Need a Lifeguard? Ours Walks on Water.

We’ve all seen those messages on church signs and billboards. “Where will you spend eternity? Smoking or non?” “Try our Sundays. They are better than Baskin-Robbins.” “Welcome to CH CH. What’s missing? UR.” “You have one new friend request, from Jesus. Confirm? Ignore?” “Walmart isn’t the only saving place.” “God answers knee-mail.” “Santa Clause never died for anyone.” “What happens in Vegas is forgiven here.” Or my personal favorite, “Don’t let worries kill you, let the church help.”

Though they are funny, charming, often sincere, and sometimes even terrifying, many churches use these pithy sayings to serve as an invitation to join them in worship.

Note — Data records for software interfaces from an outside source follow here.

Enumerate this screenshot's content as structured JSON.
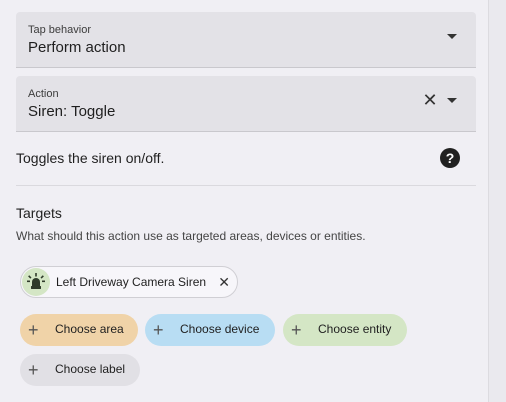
{
  "tap_behavior": {
    "label": "Tap behavior",
    "value": "Perform action"
  },
  "action": {
    "label": "Action",
    "value": "Siren: Toggle"
  },
  "description": "Toggles the siren on/off.",
  "targets": {
    "title": "Targets",
    "description": "What should this action use as targeted areas, devices or entities.",
    "selected": [
      {
        "label": "Left Driveway Camera Siren",
        "icon": "siren-icon"
      }
    ],
    "add_buttons": [
      {
        "label": "Choose area",
        "color": "#f0d3a8"
      },
      {
        "label": "Choose device",
        "color": "#b8ddf3"
      },
      {
        "label": "Choose entity",
        "color": "#d4e6c5"
      },
      {
        "label": "Choose label",
        "color": "#e1e0e5"
      }
    ]
  },
  "colors": {
    "panel_bg": "#f0eff4",
    "field_bg": "#e3e2e7",
    "entity_icon": "#2f3b2a"
  }
}
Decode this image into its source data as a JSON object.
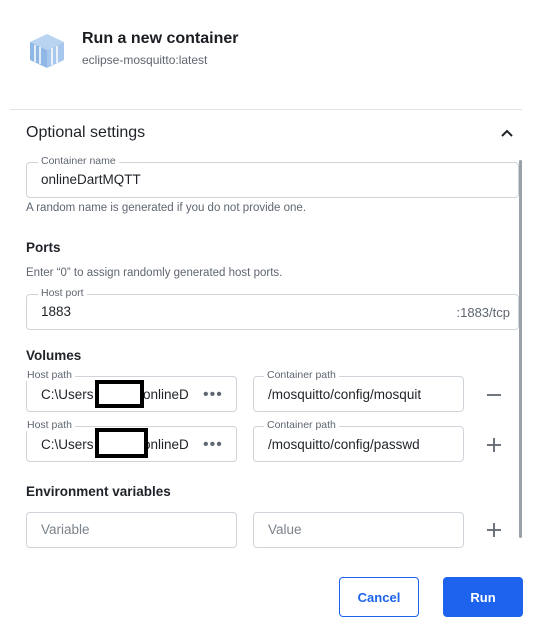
{
  "header": {
    "title": "Run a new container",
    "image": "eclipse-mosquitto:latest",
    "icon": "container-cube-icon"
  },
  "optional": {
    "title": "Optional settings",
    "container_name": {
      "label": "Container name",
      "value": "onlineDartMQTT"
    },
    "name_help": "A random name is generated if you do not provide one."
  },
  "ports": {
    "title": "Ports",
    "help": "Enter “0” to assign randomly generated host ports.",
    "host_port": {
      "label": "Host port",
      "value": "1883",
      "suffix": ":1883/tcp"
    }
  },
  "volumes": {
    "title": "Volumes",
    "rows": [
      {
        "host_label": "Host path",
        "host_prefix": "C:\\Users",
        "host_suffix": "onlineD",
        "container_label": "Container path",
        "container_value": "/mosquitto/config/mosquit"
      },
      {
        "host_label": "Host path",
        "host_prefix": "C:\\Users",
        "host_suffix": "onlineD",
        "container_label": "Container path",
        "container_value": "/mosquitto/config/passwd"
      }
    ]
  },
  "env": {
    "title": "Environment variables",
    "variable_placeholder": "Variable",
    "value_placeholder": "Value"
  },
  "buttons": {
    "cancel": "Cancel",
    "run": "Run"
  },
  "colors": {
    "accent": "#1d63ed",
    "cube": "#8fb8e6"
  }
}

But I have to wonder how many of them work? How many people actually decide to come to a church because of what their front sign says? Maybe more than I give them credit for, but I doubt it’s a lot.

The struggle our congregation, and many churches like ours have, is that we can’t fully fit our rich, deep, awe-filled, and wrestling faith on a billboard; not because we don’t have funny or insightful things to say, but because it’s hard for us to find the words in which to say them with honesty. If we did, what would it look like?

“Finally found Jesus? Come tell us where he was hiding.” “Don’t know what to believe? Perfect, sometimes we don’t either.” “Do you enjoy praise bands and projector screens in worship? Keep driving. Nothing to see here.” Or how about, "Think there’s only one way to read the Bible? Worship is at noon."

One of the reasons I love our Reformed tradition is precisely because we couldn’t fit our understanding of the Christian faith on a church sign if we tried; for it is shrouded in mystery and continuing revelation. We are called to approach God with a humility that acknowledges our own limitations. We will always have more questions than answers.

As Frederick Buechner writes, “To say that God is mystery is to say that you can never nail him down. Even on Christ the nails proved ineffective.” That’s too many words to put on a sign, and that’s the point.